Meetings: Worthwhile or waste of time? Here's how to find out. |

Meetings: Worthwhile or waste of time? Here's how to find out.

Image by :


Get the newsletter

Join the 85,000 open source advocates who receive our giveaway alerts and article roundups.

The pointless, endless office meeting. We've all been stuck in one. And if your department is like most, there's no transparent means to determine which conference room gatherings are highly productive and which are taking valuable time away from the business.

So here's a simple technique to hold your co-workers and management accountable for the meetings they call.

Get management to agree to place a box and a basket of small cards in every conference room. At the close of each meeting, pass out the cards and ask everyone to rate the meeting using the following scale:

5 – Crucial. Have new, essential information, was assigned a set of important action items, or made key decisions.

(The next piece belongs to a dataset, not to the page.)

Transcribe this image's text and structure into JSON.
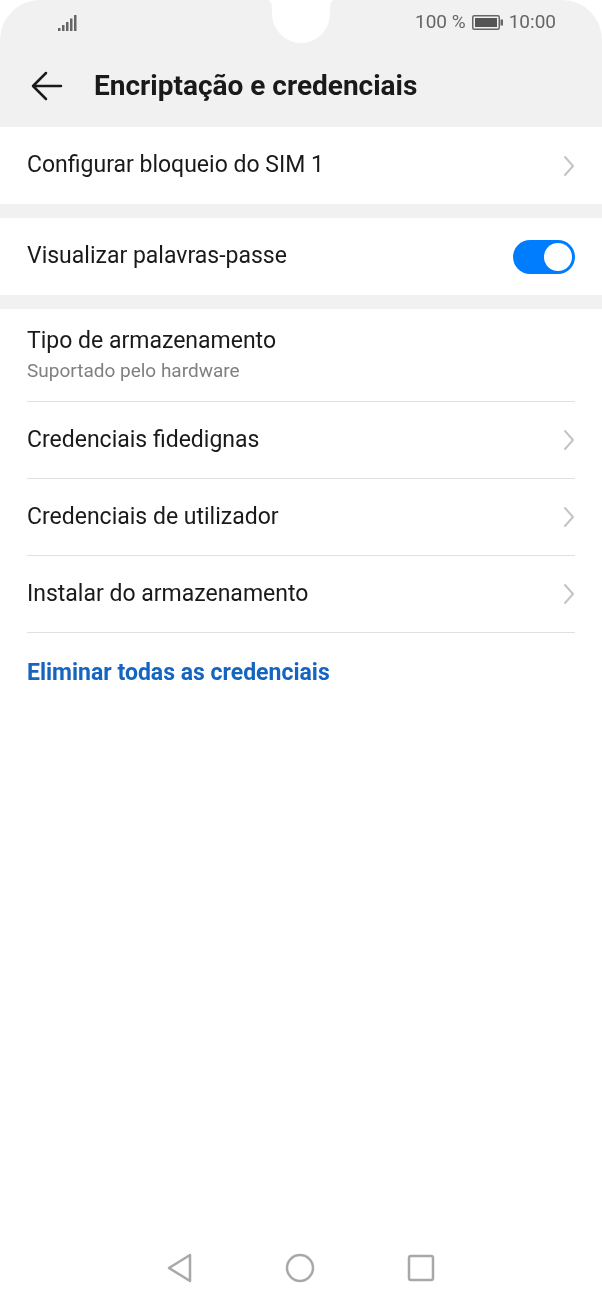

4 – Important. Took away valuable information, made tentative or useful plans, or have a set of action items that really need to be completed.

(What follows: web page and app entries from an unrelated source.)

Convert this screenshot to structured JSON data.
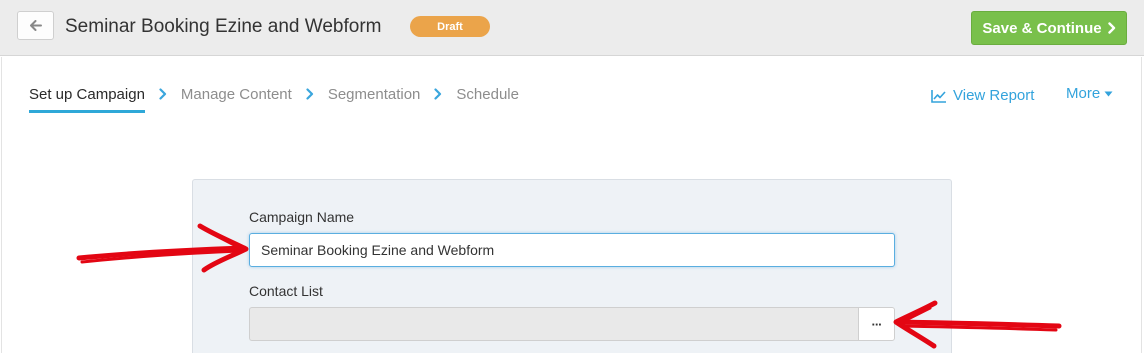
{
  "header": {
    "back_icon": "arrow-left-icon",
    "title": "Seminar Booking Ezine and Webform",
    "status": "Draft",
    "save_label": "Save & Continue",
    "save_icon": "chevron-right-icon"
  },
  "steps": [
    {
      "label": "Set up Campaign",
      "active": true
    },
    {
      "label": "Manage Content",
      "active": false
    },
    {
      "label": "Segmentation",
      "active": false
    },
    {
      "label": "Schedule",
      "active": false
    }
  ],
  "actions": {
    "view_report": "View Report",
    "view_report_icon": "line-chart-icon",
    "more": "More",
    "more_icon": "caret-down-icon"
  },
  "form": {
    "campaign_name_label": "Campaign Name",
    "campaign_name_value": "Seminar Booking Ezine and Webform",
    "contact_list_label": "Contact List",
    "contact_list_value": "",
    "contact_list_button": "···"
  },
  "colors": {
    "accent": "#33a3dc",
    "save_green": "#79c04b",
    "draft_orange": "#eba44a",
    "annotation_red": "#e30613"
  }
}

3 – Should have ended sooner. Important material was covered along with less valuable information.

2 – Next time just send an email.

1 – A complete waste of time and resources.

Pass around the box to place the anonymous cards into.

But don't just give the information to the meeting leader. Here's where transparency comes in. Place it on a chart in a common area or spreadsheet that is regularly emailed to the department.

Alternately, you could calculate the cost of every meeting, using Meeting Miser.

Rather than using the information in a divisive manner, work as a department to adjust your meeting habits and make the numbers more agreeable.

And if you're really brave, clear your throat the next time a meeting begins to spiral downward, and ask, "Shall we go ahead and rate this meeting, then?"

About the author

Rebecca Fernandez - Rebecca Fernandez is a Principal Program Manager at Red Hat, leading projects to help the company scale its open culture. She's an Open Organization Ambassador, contributed to The Open Organization book, and maintains the Open Decision Framework. She is interested in the intersection of open source principles and practices, and how they can transform organizations for the better.